Who’s That Hero?
It's Friday. Let your light so shine before men, that they may see your good works and glorify your Father in heaven. —Matthew 5:16 Reading the book of Judges, with its battles and mighty warriors, can sometimes feel like reading about comic book superheroes. We have Deborah, Barak, Gideon, and Samson. However, in the line of judges (or deliverers), we also find Othniel. The account of his life is brief and straightforward (Judges 3:7-11). No drama. No display of prowess. But what we do see is what God did through Othniel: “The raised up a deliverer” (v.9), “the Spirit of the came upon him” (v.10), and “the delivered Cushan-Rishathaim king of Mesopotamia into his hand” (v.10). The Othniel account helps us focus on what is most important—the activity of God. Interesting stories and fascinating people can obscure that.
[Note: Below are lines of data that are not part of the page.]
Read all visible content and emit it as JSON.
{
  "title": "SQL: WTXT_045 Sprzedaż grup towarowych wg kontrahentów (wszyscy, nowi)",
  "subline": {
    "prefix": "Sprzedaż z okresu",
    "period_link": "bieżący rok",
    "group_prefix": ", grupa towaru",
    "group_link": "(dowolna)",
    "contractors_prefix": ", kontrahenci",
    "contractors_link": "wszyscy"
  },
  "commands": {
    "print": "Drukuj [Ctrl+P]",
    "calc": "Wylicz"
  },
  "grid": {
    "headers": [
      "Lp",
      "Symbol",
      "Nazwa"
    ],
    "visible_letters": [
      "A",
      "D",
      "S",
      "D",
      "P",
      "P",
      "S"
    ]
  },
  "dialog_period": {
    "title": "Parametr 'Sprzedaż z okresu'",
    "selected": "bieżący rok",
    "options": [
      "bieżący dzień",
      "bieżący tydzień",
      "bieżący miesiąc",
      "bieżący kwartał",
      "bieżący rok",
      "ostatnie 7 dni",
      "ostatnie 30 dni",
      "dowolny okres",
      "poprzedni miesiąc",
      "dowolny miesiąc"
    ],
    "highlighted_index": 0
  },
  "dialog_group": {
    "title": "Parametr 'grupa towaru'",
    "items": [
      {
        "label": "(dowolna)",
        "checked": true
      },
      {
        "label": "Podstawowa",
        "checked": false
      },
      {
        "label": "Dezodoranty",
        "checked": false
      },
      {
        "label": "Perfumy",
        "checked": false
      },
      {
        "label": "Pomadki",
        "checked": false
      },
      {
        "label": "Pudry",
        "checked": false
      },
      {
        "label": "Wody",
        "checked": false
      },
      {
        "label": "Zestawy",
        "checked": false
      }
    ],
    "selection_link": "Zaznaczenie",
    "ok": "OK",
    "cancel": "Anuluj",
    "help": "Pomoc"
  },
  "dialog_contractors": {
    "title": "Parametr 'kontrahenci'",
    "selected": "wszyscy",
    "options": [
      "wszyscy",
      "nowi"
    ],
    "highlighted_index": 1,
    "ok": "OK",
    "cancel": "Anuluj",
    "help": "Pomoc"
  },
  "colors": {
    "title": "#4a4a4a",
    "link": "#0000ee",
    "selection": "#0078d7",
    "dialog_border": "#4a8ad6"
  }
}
We end up concentrating on those and fail to see what the Lord is doing. When I was young, I wished I could be more talented so that I could point more people to Christ. But I was looking at the wrong thing. God often uses ordinary people for His extraordinary work. It is His light shining through our lives that glorifies God and draws others to Him (Matt. 5:16). When others look at our life, it is more important that they see God—not us. —Poh Fang Chia May the Word of God dwell richly In my heart from hour to hour, So that all may see I triumph Only through His power. Wilkinson Our limited ability highlights God’s limitless power. Insight The book of Judges gives the story of the people of Israel in the Promised Land, but without their great leaders of the past—Moses and Joshua—and before the first of the kings. This lack of leadership resulted in repeated seasons of rebellion and idolatry during which God would raise up judges to defeat the Israelites’ enemies and to guide the wayward people back to Himself. The story of this era is a difficult one, summarized in the words of Judges 21:25, “In those days there was no king in Israel; everyone did what was right in his own eyes.”